It’s a bit mind-blowing that not long ago the Orioles sat atop the AL East with one of the best records in baseball. Now they sit one game below .500 sporting a pedestrian (35-36) record, tied for last place.
If you stop and think about it, you have to wonder how they were ever 10 games over .500. Chris Davis struggled until he swung-and-missed himself onto the DL. If not for the Boston Red Sox Manny Machado might be near the Mendoza line. “Ace” Chris Tillman was on the shelf. All starting pitching stinks save for Dylan Bundy – and now he’s struggling – and the closer has been MIA nearly the entire season.
Manager Buck Showalter must have majored in “Smoke & Mirrors” and the duct tape he’s used to hold the team together could be a Best Seller on Amazon. But that duct tape is now dry-rotting after being exposed to the harsh elements of a very flawed roster.
The bullpen was once a team strength. Now most are frequent passengers on the Baltimore-to-Norfolk express. They are worn down and beaten by a starting pitching staff that regularly throws 100+ pitches by the fifth inning. Consequently, what was once a strength is now a liability.
The season appears lost and now the organization is forced to make a choice. Are they buyers or are they sellers as the MLB trade deadline approaches?
The optimists among you will sound the buyers’ trumpet. Find a starting pitcher. Get a reliever with a live arm like they did back in 2014 when Andrew Miller was acquired. Maybe even add a bat – a table setter who can help the club manufacture some runs when they confront challenging pitching. After all the team is just 5.0 games out of first place and 2.0 games out of the wild card race and we’re not even at the All-Star break.
But what do the Orioles buy with?
Who do they have on their roster or in the farm system that other teams might view as worth trading for?
Baseball America ranks the Orioles organizational strength at 27th among the league’s 30 teams. In 2016, they were also ranked 27th and in 2015, 28th. In other words, the Orioles have no bargaining power! They have no leverage!
And obviously, based on the above rankings, they have a pretty crappy farm system too.

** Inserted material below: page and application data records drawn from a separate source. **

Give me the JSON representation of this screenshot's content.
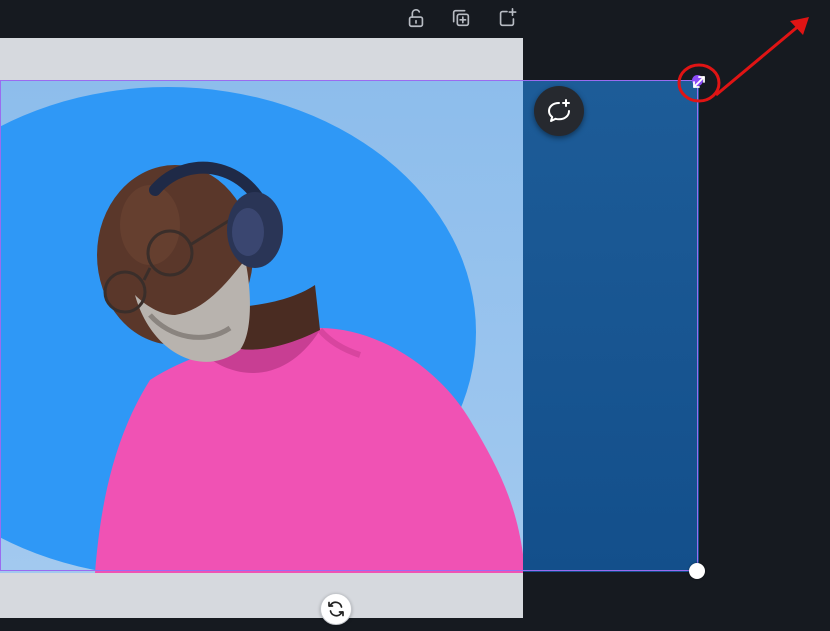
{
  "toolbar": {
    "icons": [
      "unlock-icon",
      "duplicate-page-icon",
      "add-page-icon"
    ]
  },
  "canvas": {
    "page_background": "#d6d9de",
    "workspace_background": "#161a20",
    "selection_color": "#9a6cf0",
    "overflow_tint": "#1d5c98"
  },
  "image": {
    "subject": "man-in-pink-tshirt-with-headphones",
    "circle_color": "#2f98f6",
    "tshirt_color": "#f052b4"
  },
  "controls": {
    "comment_icon": "add-comment-icon",
    "resize_icon": "diagonal-resize-icon",
    "rotate_icon": "rotate-icon"
  },
  "annotation": {
    "highlight_color": "#e01414",
    "shape": "circle-with-arrow"
  }
}
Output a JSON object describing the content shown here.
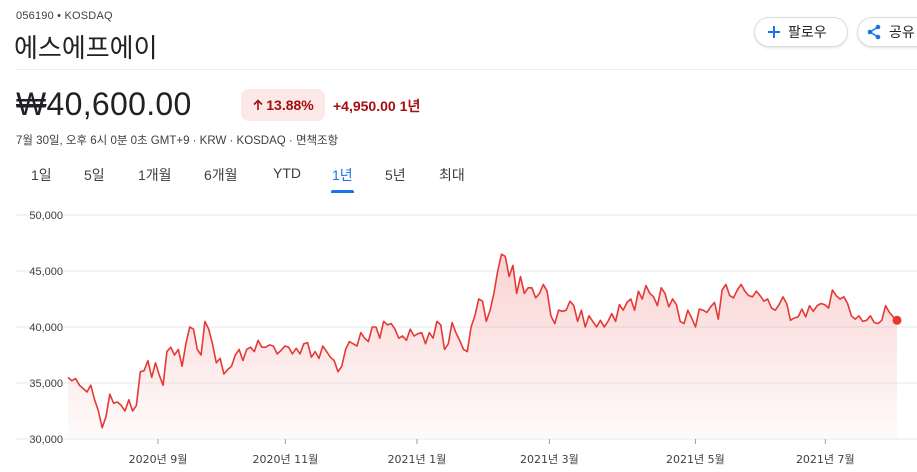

GM Dan Duquette’s kingdom either drafts very poorly, lacks the ability to develop young players, or both. In what other business can you be as consistently as bad as the Orioles farm hands and not be held accountable?
Many who defend the Orioles will say, “Well at least it isn’t as bad as all those losing seasons” or, “You know since 2012 the Orioles have the best regular season record in the majors.”
Those are the consolations of losers – champions of participation trophies!
Sure, the O’s under Showalter can hang around for a while. They have the big bats that can knock the ball out of the park during the summer months in a sandbox of a stadium? They can flirt with playoff baseball for a bit, but they’ll ultimately fail in the postseason when the pitching is better and the ball doesn’t carry as far given the cooler, heavier air of October.
That’s the time pitching and small ball take over. The Orioles have neither.
So instead of buying the Orioles should be selling. They should be selling major league talent for prospects that someone else is developing. They should be willing to punt on 2017 with the hope that 2018 and beyond can get better.
And while they’re busy selling, they need to take a hard look at how they identify and groom young talent. The system is off – way off. The “Orioles Way” is lost. Instead of ponying up $161 million for Chris Davis, maybe they ought to invest in the best scouts and developmental personnel in the land. Then, maybe they would have recognized Trey Mancini’s talent and convinced Duquette and Emperor Peter to back off on the Davis contract, one that will be an organizational albatross for years.
Some will say that the Orioles can’t overreact to a bad streak like that which they are experiencing. But even without the bad streak, the team isn’t equipped to be successful in the postseason. They are like the Cincinnati Bengals of MLB.
And maybe that’s all the Angelos family needs to stay happy. Maybe they only need to be close enough to interest the fans and interest companies willing to spend advertising dollars. That cash cow called MASN keeps the family’s financial vessel afloat.
Just good enough to be playoff contenders, just might be good enough for Pete, John and Lou. But is that good enough for you? Should it be good enough for the players?
Five games out of first place is the least of the Orioles problems.
The real problems reside in the warehouse.
And it’s been that way for a long time.